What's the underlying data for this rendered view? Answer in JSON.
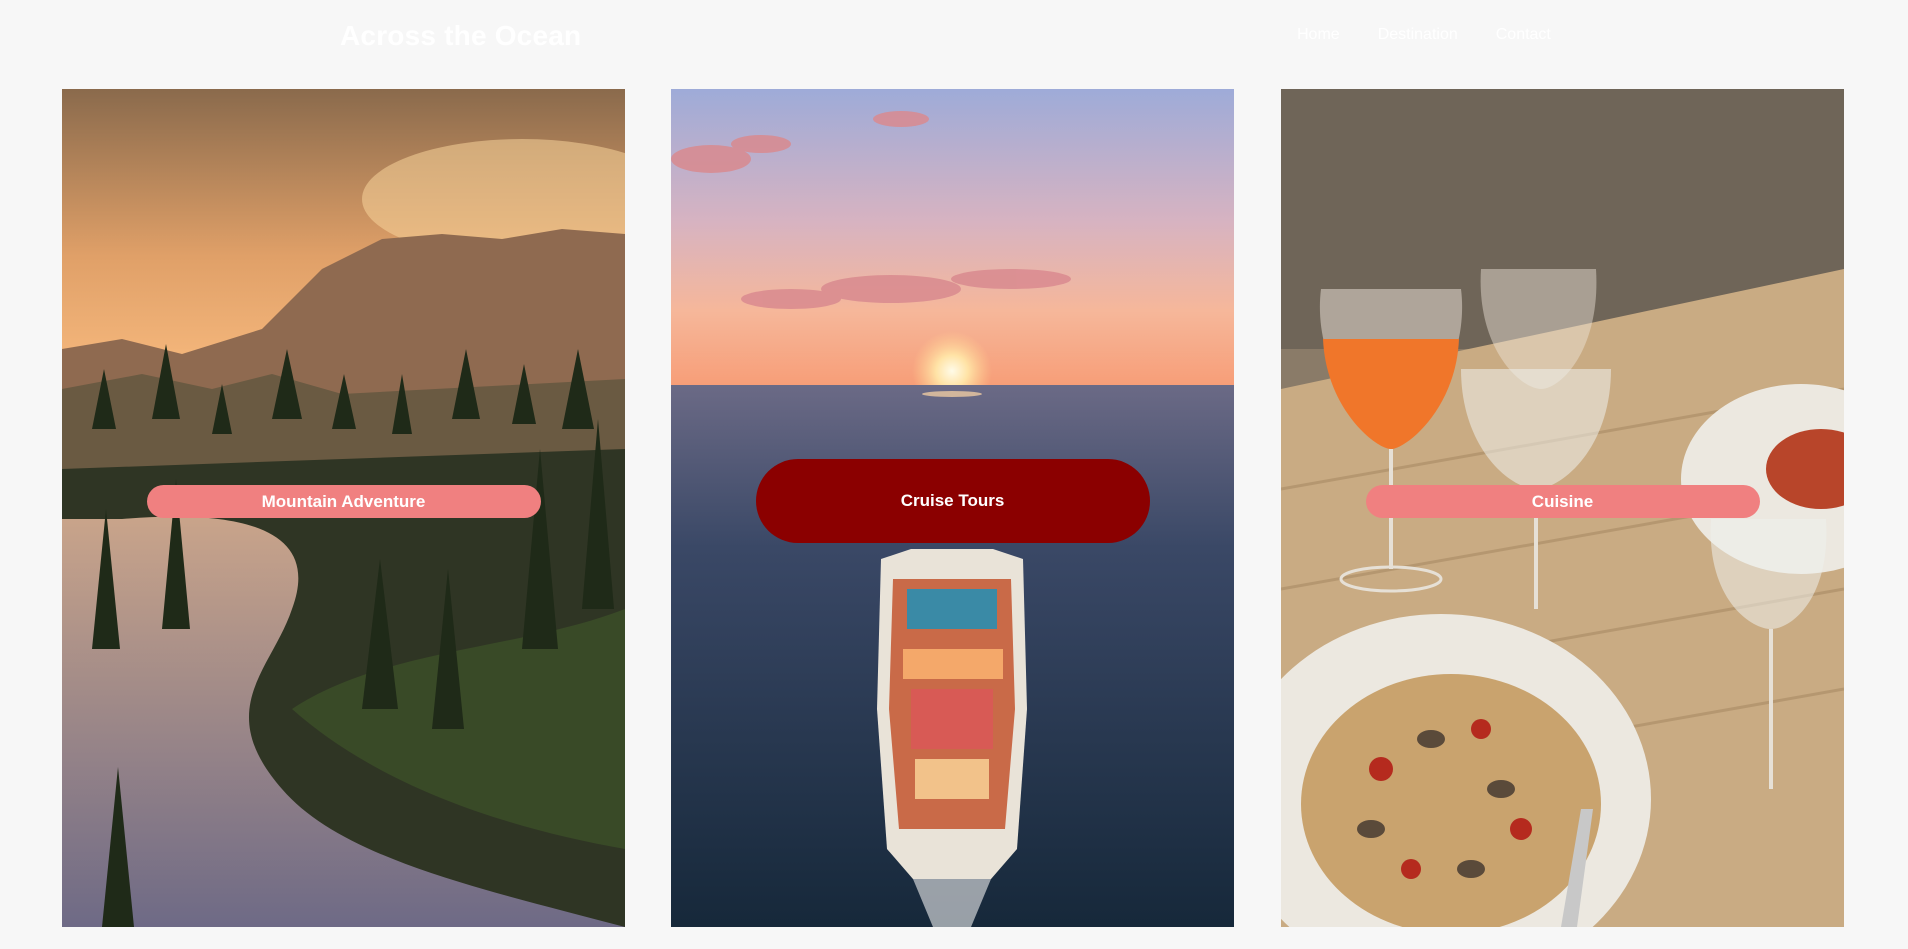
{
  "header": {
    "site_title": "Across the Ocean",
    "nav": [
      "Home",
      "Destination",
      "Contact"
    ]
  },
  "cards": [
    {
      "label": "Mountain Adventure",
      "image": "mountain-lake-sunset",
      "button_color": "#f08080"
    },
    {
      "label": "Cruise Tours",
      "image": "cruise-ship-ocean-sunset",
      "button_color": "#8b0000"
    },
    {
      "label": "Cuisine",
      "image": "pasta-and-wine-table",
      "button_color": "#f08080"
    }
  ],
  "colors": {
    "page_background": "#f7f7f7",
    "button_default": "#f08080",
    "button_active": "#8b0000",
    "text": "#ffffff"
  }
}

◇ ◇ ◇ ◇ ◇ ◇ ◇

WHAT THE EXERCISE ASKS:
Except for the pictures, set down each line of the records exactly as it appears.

RESULT BELOW:
What's the underlying data for this rendered view? Answer in JSON.
{
  "header": {
    "site_title": "Across the Ocean",
    "nav": [
      "Home",
      "Destination",
      "Contact"
    ]
  },
  "cards": [
    {
      "label": "Mountain Adventure",
      "image": "mountain-lake-sunset",
      "button_color": "#f08080"
    },
    {
      "label": "Cruise Tours",
      "image": "cruise-ship-ocean-sunset",
      "button_color": "#8b0000"
    },
    {
      "label": "Cuisine",
      "image": "pasta-and-wine-table",
      "button_color": "#f08080"
    }
  ],
  "colors": {
    "page_background": "#f7f7f7",
    "button_default": "#f08080",
    "button_active": "#8b0000",
    "text": "#ffffff"
  }
}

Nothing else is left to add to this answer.